*TASK DIRECTIONS*.
Each entry is to be output as written, so that none is missing.

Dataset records

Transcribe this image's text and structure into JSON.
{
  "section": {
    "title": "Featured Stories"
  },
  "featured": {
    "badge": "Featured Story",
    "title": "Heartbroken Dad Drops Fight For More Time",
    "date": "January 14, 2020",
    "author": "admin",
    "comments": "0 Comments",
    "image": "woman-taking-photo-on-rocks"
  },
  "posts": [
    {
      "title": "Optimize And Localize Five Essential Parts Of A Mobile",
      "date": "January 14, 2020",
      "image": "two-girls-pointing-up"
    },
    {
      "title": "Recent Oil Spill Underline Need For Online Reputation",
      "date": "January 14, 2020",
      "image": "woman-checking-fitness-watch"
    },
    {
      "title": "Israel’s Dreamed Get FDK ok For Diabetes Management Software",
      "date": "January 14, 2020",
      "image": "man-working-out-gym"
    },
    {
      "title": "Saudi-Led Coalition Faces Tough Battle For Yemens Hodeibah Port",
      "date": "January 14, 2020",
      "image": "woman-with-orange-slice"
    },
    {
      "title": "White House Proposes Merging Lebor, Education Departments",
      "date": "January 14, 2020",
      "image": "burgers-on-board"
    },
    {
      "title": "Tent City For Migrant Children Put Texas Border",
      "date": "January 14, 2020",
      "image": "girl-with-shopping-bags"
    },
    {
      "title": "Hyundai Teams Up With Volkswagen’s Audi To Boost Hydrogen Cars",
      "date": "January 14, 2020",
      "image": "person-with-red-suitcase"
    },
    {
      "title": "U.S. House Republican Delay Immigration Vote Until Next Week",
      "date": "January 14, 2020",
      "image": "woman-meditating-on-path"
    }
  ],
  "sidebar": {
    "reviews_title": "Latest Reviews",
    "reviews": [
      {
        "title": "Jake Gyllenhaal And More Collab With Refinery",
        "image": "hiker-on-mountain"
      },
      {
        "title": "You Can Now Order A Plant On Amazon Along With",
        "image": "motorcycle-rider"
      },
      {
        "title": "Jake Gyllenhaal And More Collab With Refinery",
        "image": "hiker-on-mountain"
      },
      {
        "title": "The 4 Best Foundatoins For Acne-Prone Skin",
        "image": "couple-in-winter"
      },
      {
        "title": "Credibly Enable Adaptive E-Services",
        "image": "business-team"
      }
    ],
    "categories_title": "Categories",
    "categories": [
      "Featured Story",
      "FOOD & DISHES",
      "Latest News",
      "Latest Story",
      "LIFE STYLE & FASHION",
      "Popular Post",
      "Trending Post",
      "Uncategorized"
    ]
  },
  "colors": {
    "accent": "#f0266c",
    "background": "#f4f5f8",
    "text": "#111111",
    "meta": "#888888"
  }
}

*TASK ANSWER*.
Transcribe this image's text and structure into JSON.
{
  "section": {
    "title": "Featured Stories"
  },
  "featured": {
    "badge": "Featured Story",
    "title": "Heartbroken Dad Drops Fight For More Time",
    "date": "January 14, 2020",
    "author": "admin",
    "comments": "0 Comments",
    "image": "woman-taking-photo-on-rocks"
  },
  "posts": [
    {
      "title": "Optimize And Localize Five Essential Parts Of A Mobile",
      "date": "January 14, 2020",
      "image": "two-girls-pointing-up"
    },
    {
      "title": "Recent Oil Spill Underline Need For Online Reputation",
      "date": "January 14, 2020",
      "image": "woman-checking-fitness-watch"
    },
    {
      "title": "Israel’s Dreamed Get FDK ok For Diabetes Management Software",
      "date": "January 14, 2020",
      "image": "man-working-out-gym"
    },
    {
      "title": "Saudi-Led Coalition Faces Tough Battle For Yemens Hodeibah Port",
      "date": "January 14, 2020",
      "image": "woman-with-orange-slice"
    },
    {
      "title": "White House Proposes Merging Lebor, Education Departments",
      "date": "January 14, 2020",
      "image": "burgers-on-board"
    },
    {
      "title": "Tent City For Migrant Children Put Texas Border",
      "date": "January 14, 2020",
      "image": "girl-with-shopping-bags"
    },
    {
      "title": "Hyundai Teams Up With Volkswagen’s Audi To Boost Hydrogen Cars",
      "date": "January 14, 2020",
      "image": "person-with-red-suitcase"
    },
    {
      "title": "U.S. House Republican Delay Immigration Vote Until Next Week",
      "date": "January 14, 2020",
      "image": "woman-meditating-on-path"
    }
  ],
  "sidebar": {
    "reviews_title": "Latest Reviews",
    "reviews": [
      {
        "title": "Jake Gyllenhaal And More Collab With Refinery",
        "image": "hiker-on-mountain"
      },
      {
        "title": "You Can Now Order A Plant On Amazon Along With",
        "image": "motorcycle-rider"
      },
      {
        "title": "Jake Gyllenhaal And More Collab With Refinery",
        "image": "hiker-on-mountain"
      },
      {
        "title": "The 4 Best Foundatoins For Acne-Prone Skin",
        "image": "couple-in-winter"
      },
      {
        "title": "Credibly Enable Adaptive E-Services",
        "image": "business-team"
      }
    ],
    "categories_title": "Categories",
    "categories": [
      "Featured Story",
      "FOOD & DISHES",
      "Latest News",
      "Latest Story",
      "LIFE STYLE & FASHION",
      "Popular Post",
      "Trending Post",
      "Uncategorized"
    ]
  },
  "colors": {
    "accent": "#f0266c",
    "background": "#f4f5f8",
    "text": "#111111",
    "meta": "#888888"
  }
}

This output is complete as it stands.